Baking flavor into vegetables

Turn taste up a notch with fresh spices and cooking techniques.

fauquier veggie stack

The normal rules for roasted vegetables need not apply. Turning a staple into a standout can be as simple as turning down the oven—or turning it off altogether.

When developing a new cauliflower dish, Colt Varney, executive chef at Denver-based DaVita HealthCare Partner’s corporate headquarters, ditched the super-high oven temperatures that many roasted-vegetable recipes call for. Instead, he found that roasting the florets for 15 minutes at just 350 F helps them become silky and creamy on the inside without burning or getting tough on the outside.

To pump up the flavor, Varney added sriracha and garlic. “When you combine the two, the flavor is so spicy and strong that you don’t need to add butter or cream,” he says.

The bold taste and slower roasted preparation have been a hit at DaVita. Varney serves the dish at its Vitality Station, which offers items with fewer than 500 calories, up to four times a week. “We do it so much now, I buy at least 12 cases of cauliflower a week,” he says.

Preserving texture also was the goal for Executive Chef James Wedderburn of Fauquier Health in Warrenton, Va., when developing a vegetable stack with eggplant, asparagus and squash for the hospital’s Bistro on the Hill restaurant. To avoid the eggplant becoming tough and waterlogged, Wedderburn salts the eggplant slices and weighs them down with a plate for at least 20 minutes before grilling them along with the other vegetables. This first step makes the eggplant tender and creamy, he says.

To play up the natural sweetness of the eggplant, summer squash and asparagus, Wedderburn makes a roasted red pepper and tomato vinaigrette. He purees the roasted red peppers and tomatoes with parsley, basil and chives. But instead of using the standard red- or white-wine vinegar, Wedderburn opts for rice-wine vinegar. Though it’s more often found in Asian-style dishes, Wedderburn likes the rice-wine vinegar for its lighter, cleaner and inherently sweeter flavor. “It goes well with the roasted peppers and tomatoes [in the vinaigrette], and since it’s on the sweet side you don’t need as much sugar,” he says.  

More From FoodService Director

Industry News & Opinion
Richard cousins

Compass Group confirmed this morning that CEO Richard Cousins was killed on New Year’s Eve in a small-plane crash off the coast of Australia. He was 58.

Cousins was scheduled to step down as CEO in March, after leading the world’s largest foodservice management company for 11 years. His planned successor, Compass COO Dominic Blakemore, has agreed to assume Cousins’ duties immediately.

“We are deeply shocked and saddened by this terrible news,” Compass Chairman Paul Walsh said in a statement. “It has been a great privilege to know Richard personally and to work with him for...

Menu Development
to-go meals

Drew Allen didn’t hesitate when asked what he expects of noncommercial dining in the future. “Change,” he says. “We have to change with the times and what our guests are looking for.”

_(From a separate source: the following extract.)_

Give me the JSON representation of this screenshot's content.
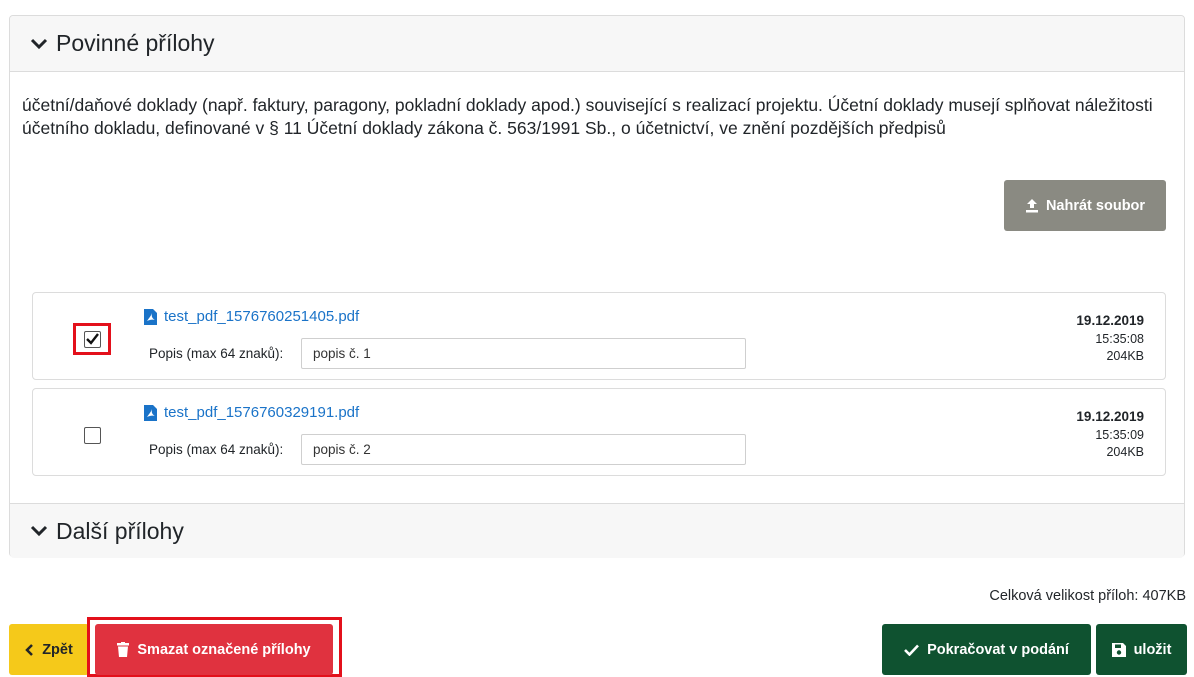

Allen, the director of culinary services at Otterbein Senior Lifestyle Choices in Lebanon, Ohio, says the more the residents and guests at Otterbein change, the more diverse eating habits his team has the chance to explore. One of those changing habits, he says, is diners’ growing desire for portable, made-to-order items . That’s a theme borne out by data, too—and is true across dayparts. Roughly 67%...

Ideas and Innovation
trail mix

We’ve added fueling stations in our units for our workers who didn’t have time to eat or just need a snack. We have areas set up with trail mix, crackers, cookies and water. It helps us avoid people feeling or getting ill, especially when we get closer to exam periods and student workers are studying and not taking the time to eat.

Ideas and Innovation

Communication is key, and [managers] are busy too. One tip I picked up from another director was to label my subject line with the header “action,” “information” or “response” followed by a brief description of the email contents. That way they can filter through their inboxes during their busy days to know which emails need their attention immediately and which they can save to read later.

FSD Resources